Trouble is, something went a little wrong (or caca as the original introduction to the programme put it) and whilst Sam does indeed travel through time, he does so by having his consciousness jump into the bodies of people from the past.
Seemingly stuck, and initially not knowing where he is due to his “swiss cheesed” memory, he soon comes to rely on his erstwhile assistant Al Calavicci (played by Dean Stockwell). Al is broadcast back through time in the form of a hologram, and tries to help Sam out in whatever predicament he finds himself in.
Smith’s Salt ‘n’ Shake Crisps! Could there ever be a more British idea for a packet of crisps? The crisps that you salt yourself.
OK, at the end of the day all they were was regular old salted crisps, but there was something strangely compelling about opening a packet, rummaging around inside for the little blue sachet of salt, sprinkling said salt over the crisps, then holding the packet closed at the neck and furiously shaking it about in the hope that the salt might just reach the crisps at the bottom of the packet. It was just fun!
The brand was first launched in the 1920’s, making them one of the UK’s oldest types of crisps. They were apparently invented by Frank Smith and sold to pubs in the Cricklewood area of London. Prior to the invention of the “little blue bag of salt”, Smith had provided salt cellars for people to salt their crisps with, but the sachet came into existence simply because people were using too much salt and the cellars were emptied too quickly.
The little blue bag unsurprisingly became the identifier for these crisps, eventually being turned into a little character who appeared on the packets. Strangely he was square in shape, whilst the sachets were rectangular.
I have two very vivid memories of these crisps from my childhood. The first was the day we bought a packet of Salt ‘n’ Shake and found no less than six little blue bags of salt. I needed a drink after finishing that packet I can tell you.

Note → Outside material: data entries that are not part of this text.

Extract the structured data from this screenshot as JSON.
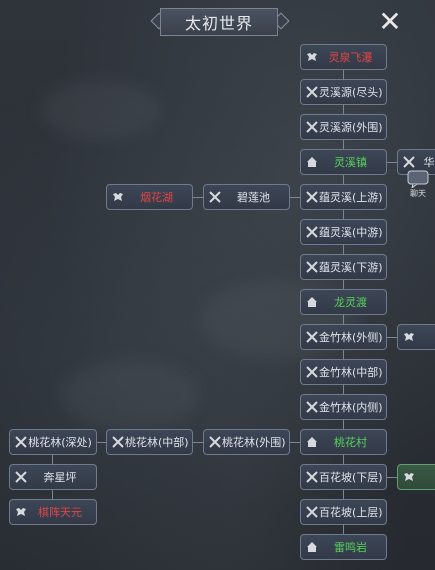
{
  "title": "太初世界",
  "close_label": "✕",
  "chat_label": "聊天",
  "nodes": {
    "lingquan": "灵泉飞瀑",
    "lingxi_end": "灵溪源(尽头)",
    "lingxi_out": "灵溪源(外围)",
    "lingxi_town": "灵溪镇",
    "partial_right_1": "华",
    "yunling_up": "蕴灵溪(上游)",
    "bilian": "碧莲池",
    "yanhua": "烟花湖",
    "yunling_mid": "蕴灵溪(中游)",
    "yunling_down": "蕴灵溪(下游)",
    "longling": "龙灵渡",
    "jinzhu_out": "金竹林(外侧)",
    "jinzhu_mid": "金竹林(中部)",
    "jinzhu_in": "金竹林(内侧)",
    "taohua_deep": "桃花林(深处)",
    "taohua_mid": "桃花林(中部)",
    "taohua_out": "桃花林(外围)",
    "taohua_village": "桃花村",
    "baihua_down": "百花坡(下层)",
    "benxing": "奔星坪",
    "baihua_up": "百花坡(上层)",
    "qizhen": "棋阵天元",
    "leiming": "雷鸣岩"
  }
}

When I was about 7 or 8 I had a friend who happened to have a younger sister of toddler age. One day whilst playing over at his house, his sister came in clutching her “The Farmer Says” toy. I had never seen one before but something about it just piqued my interest enough that I couldn’t resist having a go with it, despite being well out of the intended age range of it.

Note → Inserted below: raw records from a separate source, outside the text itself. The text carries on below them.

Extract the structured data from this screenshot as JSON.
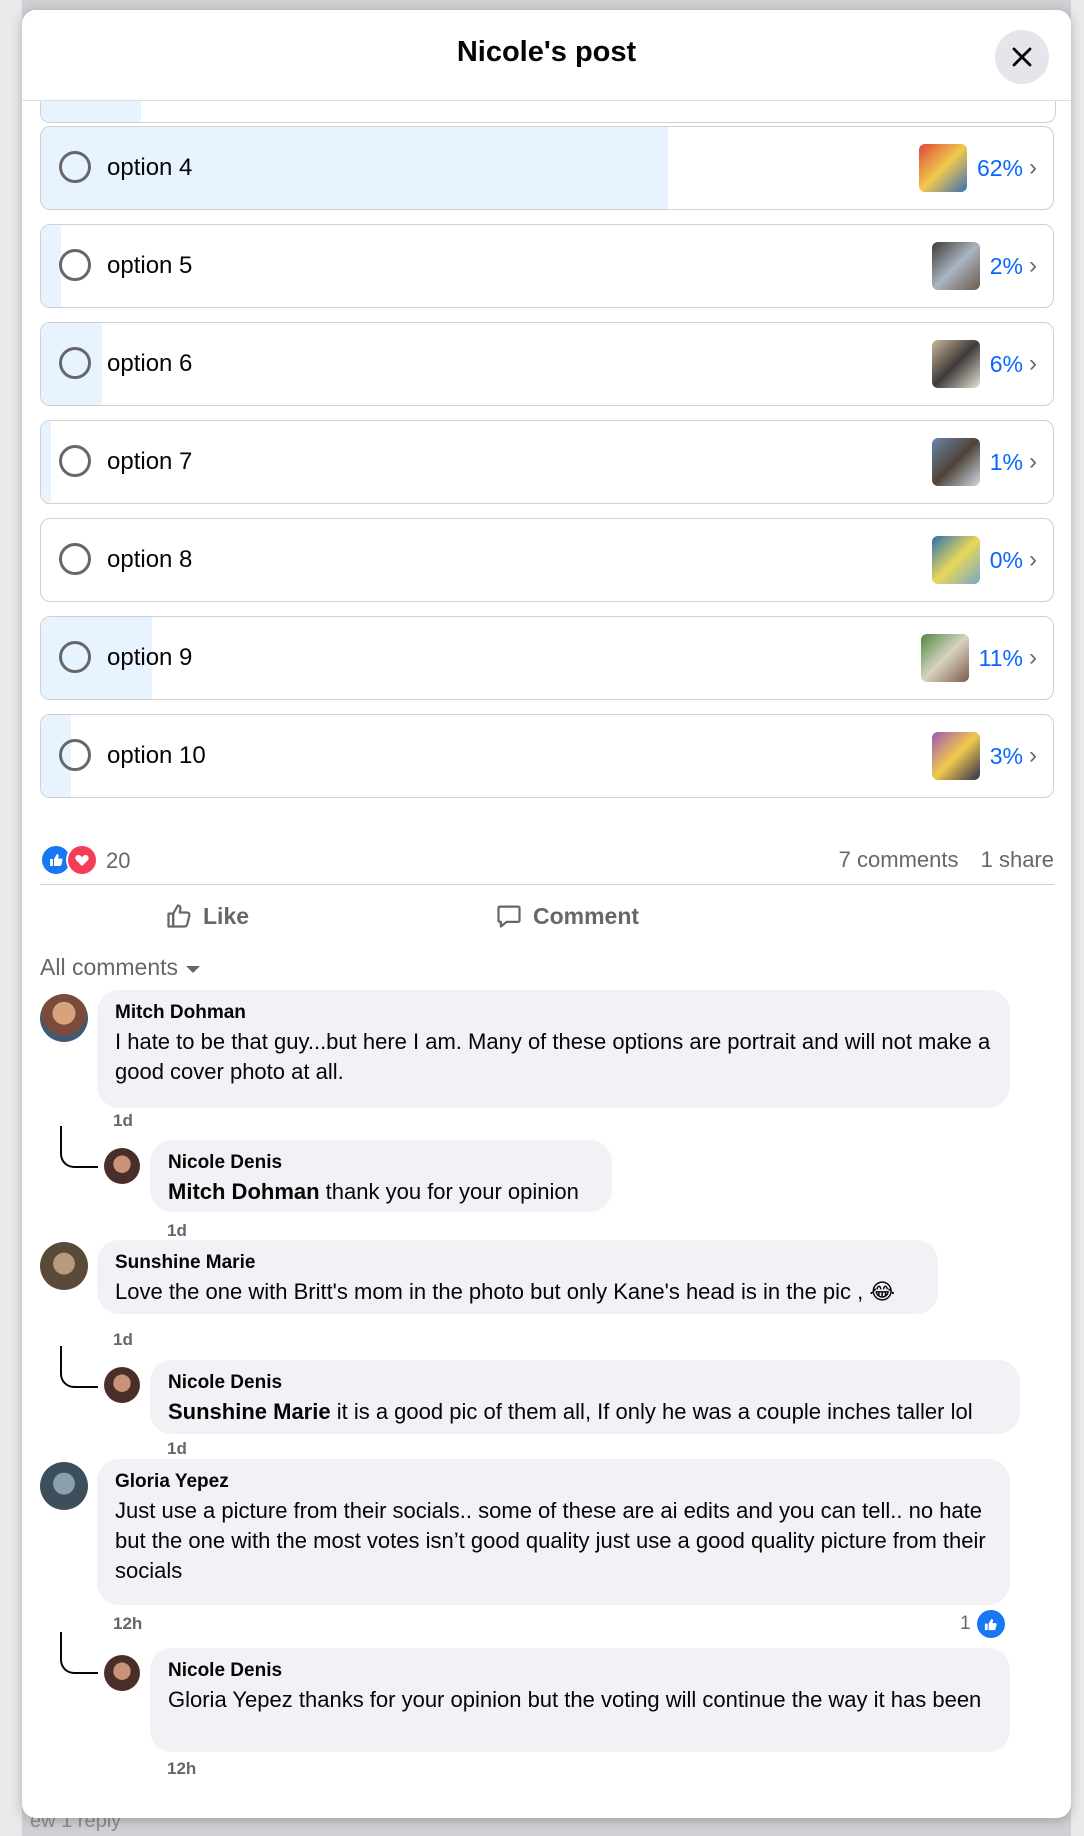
{
  "modal": {
    "title": "Nicole's post"
  },
  "poll": {
    "options": [
      {
        "label": "option 4",
        "percent": "62%",
        "fill": 0.62,
        "thumb_colors": [
          "#d9483b",
          "#f2c94c",
          "#3b6fb6"
        ]
      },
      {
        "label": "option 5",
        "percent": "2%",
        "fill": 0.02,
        "thumb_colors": [
          "#3d3a36",
          "#a9b5c0",
          "#6b5a4a"
        ]
      },
      {
        "label": "option 6",
        "percent": "6%",
        "fill": 0.06,
        "thumb_colors": [
          "#c9b79a",
          "#3e3a3a",
          "#e8e2d6"
        ]
      },
      {
        "label": "option 7",
        "percent": "1%",
        "fill": 0.01,
        "thumb_colors": [
          "#6a86a8",
          "#4f4339",
          "#cfd9e2"
        ]
      },
      {
        "label": "option 8",
        "percent": "0%",
        "fill": 0.0,
        "thumb_colors": [
          "#2a6fae",
          "#e6d85a",
          "#7aa7c8"
        ]
      },
      {
        "label": "option 9",
        "percent": "11%",
        "fill": 0.11,
        "thumb_colors": [
          "#4b8a3e",
          "#d9d3c2",
          "#7a5a48"
        ]
      },
      {
        "label": "option 10",
        "percent": "3%",
        "fill": 0.03,
        "thumb_colors": [
          "#9b59b6",
          "#f2c94c",
          "#2d2d4e"
        ]
      }
    ]
  },
  "reactions": {
    "count": "20",
    "comments": "7 comments",
    "shares": "1 share"
  },
  "actions": {
    "like": "Like",
    "comment": "Comment"
  },
  "sort_label": "All comments",
  "comments": [
    {
      "author": "Mitch Dohman",
      "text": "I hate to be that guy...but here I am. Many of these options are portrait and will not make a good cover photo at all.",
      "time": "1d",
      "reply": {
        "author": "Nicole Denis",
        "tag": "Mitch Dohman",
        "text": " thank you for your opinion",
        "time": "1d"
      }
    },
    {
      "author": "Sunshine Marie",
      "text": "Love the one with Britt's mom in the photo but only Kane's head is in the pic ,",
      "emoji": "😂",
      "time": "1d",
      "reply": {
        "author": "Nicole Denis",
        "tag": "Sunshine Marie",
        "text": " it is a good pic of them all, If only he was a couple inches taller lol",
        "time": "1d"
      }
    },
    {
      "author": "Gloria Yepez",
      "text": "Just use a picture from their socials.. some of these are ai edits and you can tell.. no hate but the one with the most votes isn’t good quality just use a good quality picture from their socials",
      "time": "12h",
      "likes": "1",
      "reply": {
        "author": "Nicole Denis",
        "text": "Gloria Yepez thanks for your opinion but the voting will continue the way it has been",
        "time": "12h"
      }
    }
  ],
  "backdrop": {
    "bottom_text": "ew 1 reply"
  },
  "colors": {
    "accent": "#0866ff",
    "poll_fill": "#e7f3ff",
    "bubble": "#f0f2f5"
  }
}
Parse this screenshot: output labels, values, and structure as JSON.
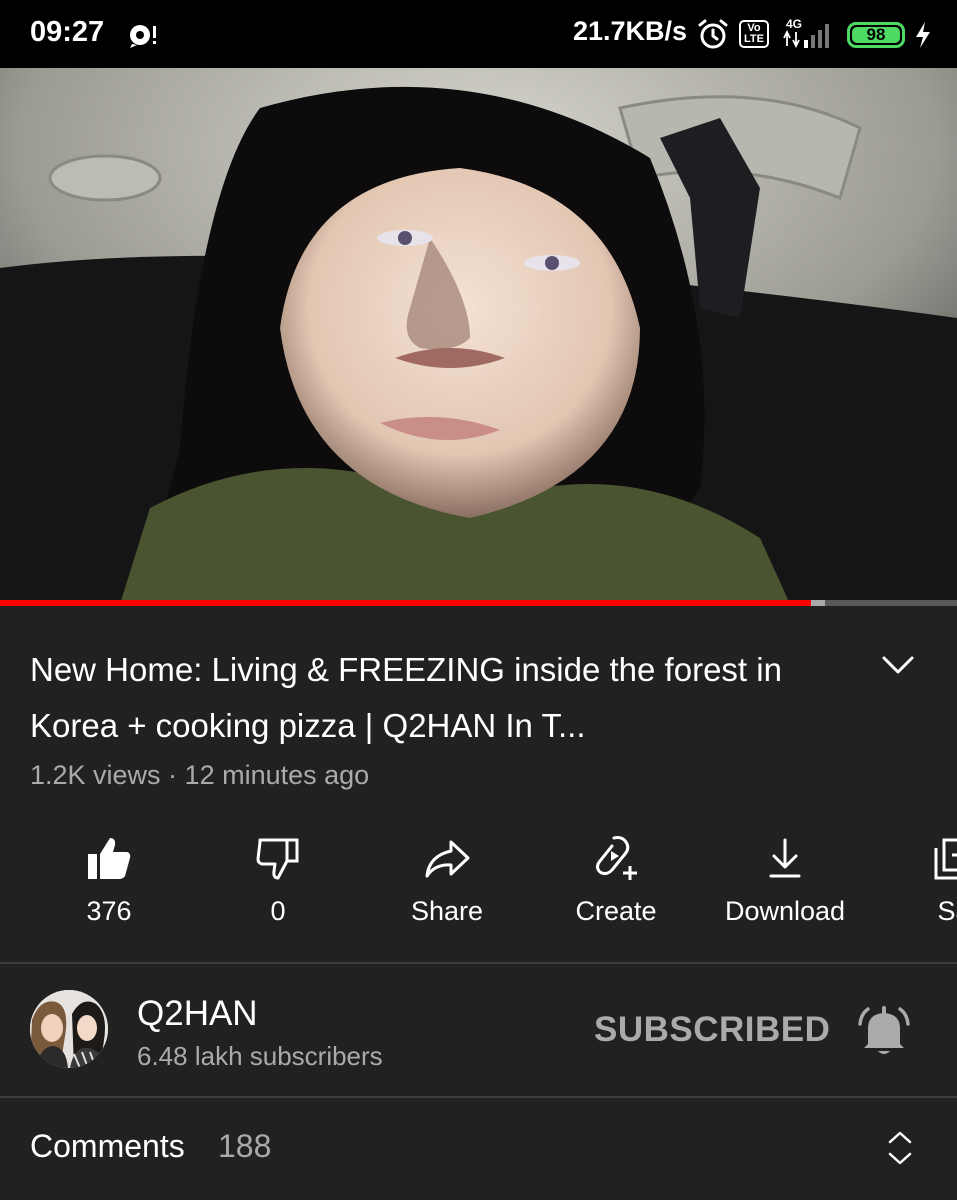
{
  "status_bar": {
    "time": "09:27",
    "network_speed": "21.7KB/s",
    "volte_label": "Vo\nLTE",
    "network_type": "4G",
    "battery_level": "98",
    "icons": [
      "notification-icon",
      "alarm-icon",
      "volte-icon",
      "signal-icon",
      "battery-icon",
      "charging-icon"
    ],
    "battery_color": "#4cd964"
  },
  "player": {
    "progress_fraction": 0.847,
    "buffer_fraction": 0.862,
    "progress_color": "#ff0000"
  },
  "video": {
    "title": "New Home: Living & FREEZING inside the forest in Korea + cooking pizza | Q2HAN In T...",
    "meta": "1.2K views · 12 minutes ago"
  },
  "actions": [
    {
      "label": "376",
      "icon": "thumbs-up-icon"
    },
    {
      "label": "0",
      "icon": "thumbs-down-icon"
    },
    {
      "label": "Share",
      "icon": "share-icon"
    },
    {
      "label": "Create",
      "icon": "create-icon"
    },
    {
      "label": "Download",
      "icon": "download-icon"
    },
    {
      "label": "Sa",
      "icon": "save-icon"
    }
  ],
  "channel": {
    "name": "Q2HAN",
    "subscribers": "6.48 lakh subscribers",
    "subscribe_state": "SUBSCRIBED",
    "icon": "bell-icon"
  },
  "comments": {
    "label": "Comments",
    "count": "188",
    "icon": "expand-collapse-icon"
  },
  "theme": {
    "background": "#212121",
    "secondary_text": "#aaaaaa"
  }
}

It consisted of a circular piece of plastic that had pictures of different animals running around it. In the centre of the toy there was a plastic arrow with a picture of a farmer on it. You turned the arrow to point at a particular animal, let’s say the cow, then pulled a string on the side which caused the arrow to spin around like mad and for the toy to utter the words “The cow says… Moo!”.
Somehow this toy mesmerised me. Perhaps it was the hypnotic spin of the arrow, or more likely just the crackly pronunciation of the recorded voice, but I sat there twisting the arrow and pulling the string until I had heard everything the farmer had to say, much to the annoyance of my mate who probably wanted to go off and play with toy cars or something with me.

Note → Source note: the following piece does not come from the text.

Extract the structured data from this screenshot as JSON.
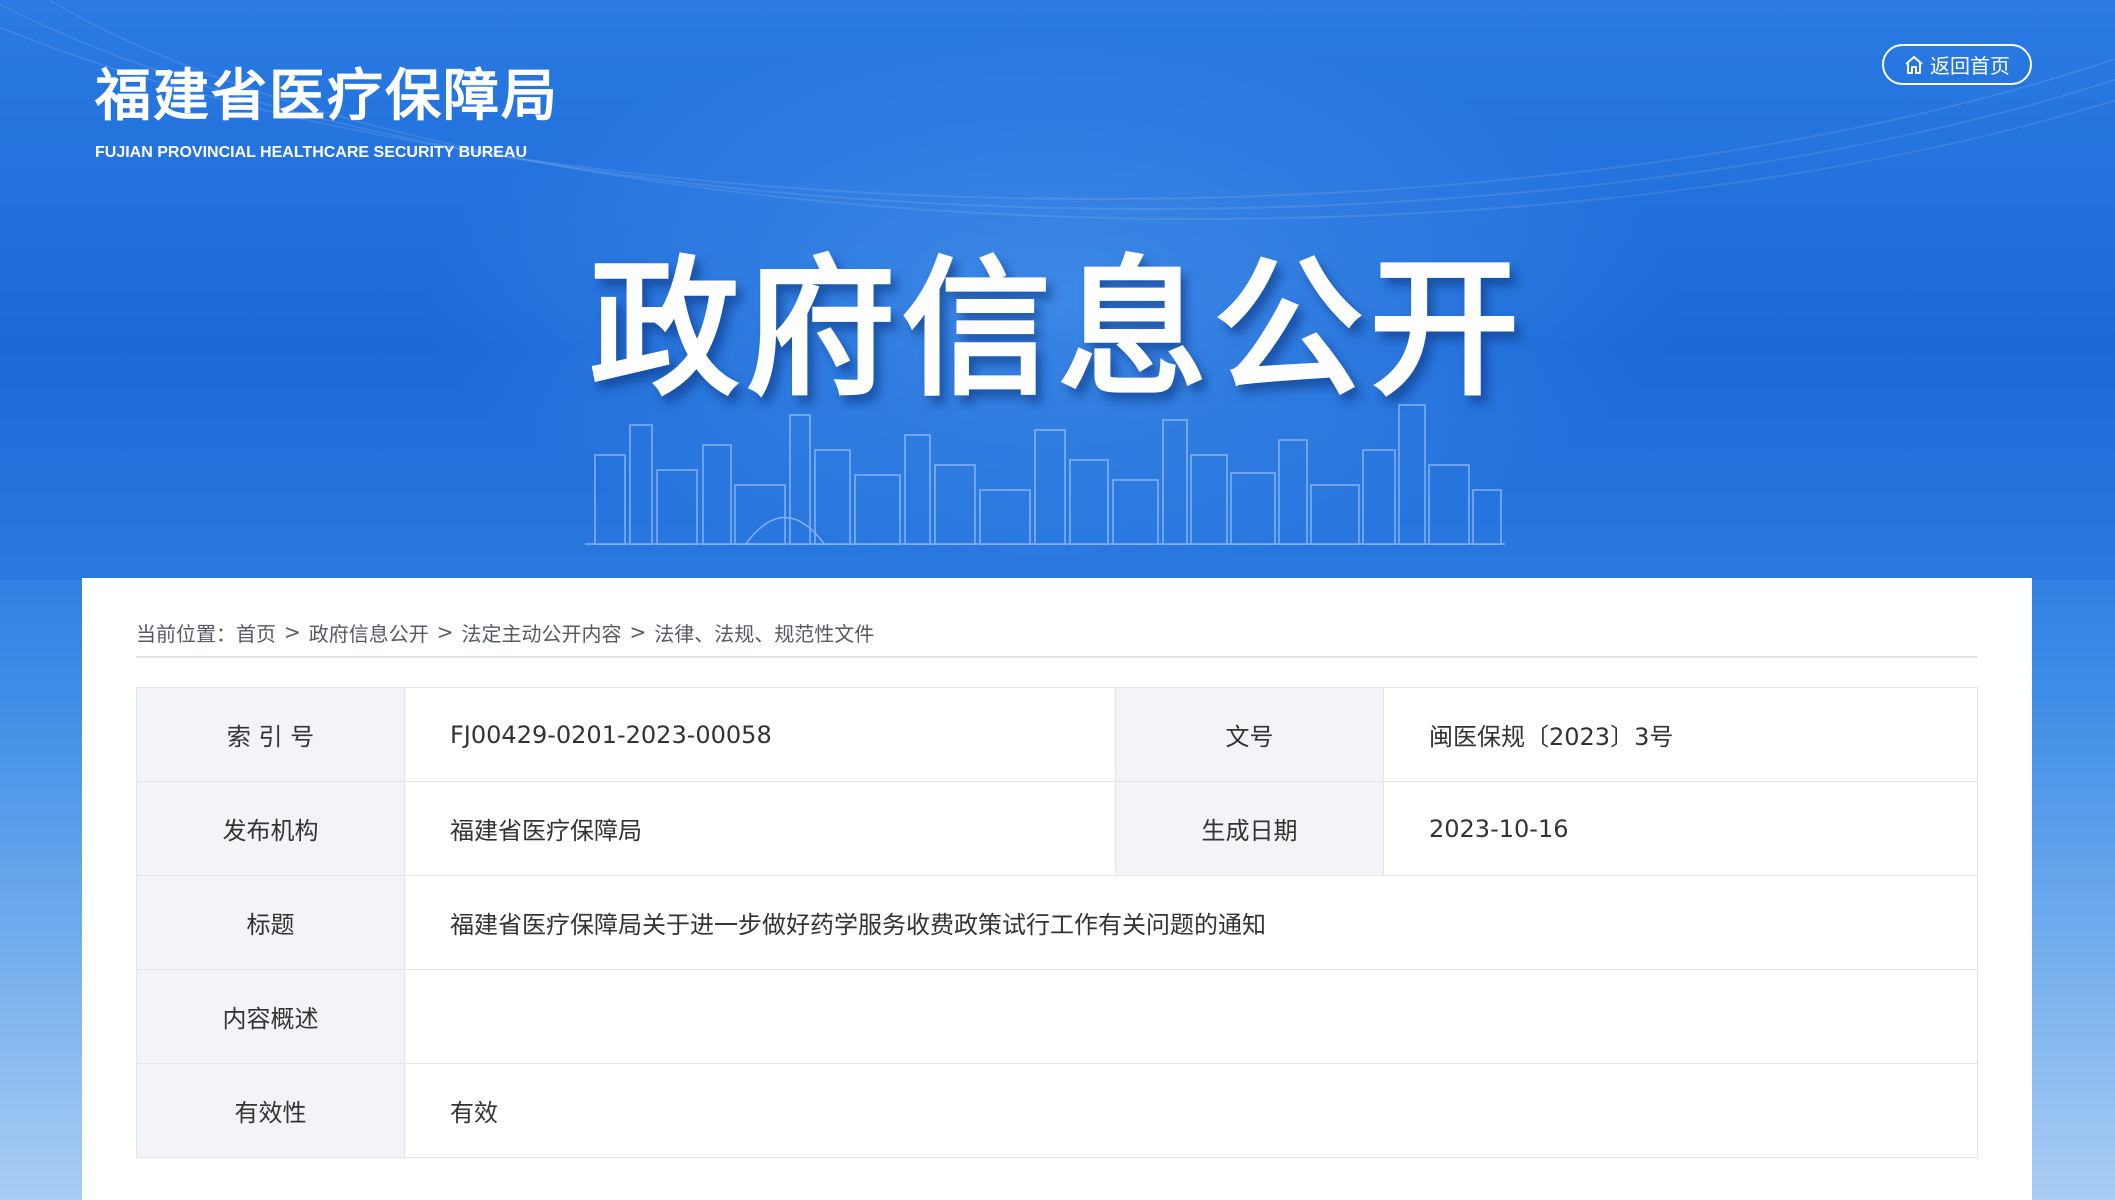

A little on the history of this toy then to finish off. The first version was released in 1965 by Mattel and the sounds were stored on a little plastic disc, a bit like an old vinyl record. It has undergone surprisingly few revisions over time, with the first major change being replacing the pull string with a lever in the late Eighties. This change occured after a little girl was blinded by the string snapping and flicking into her eye.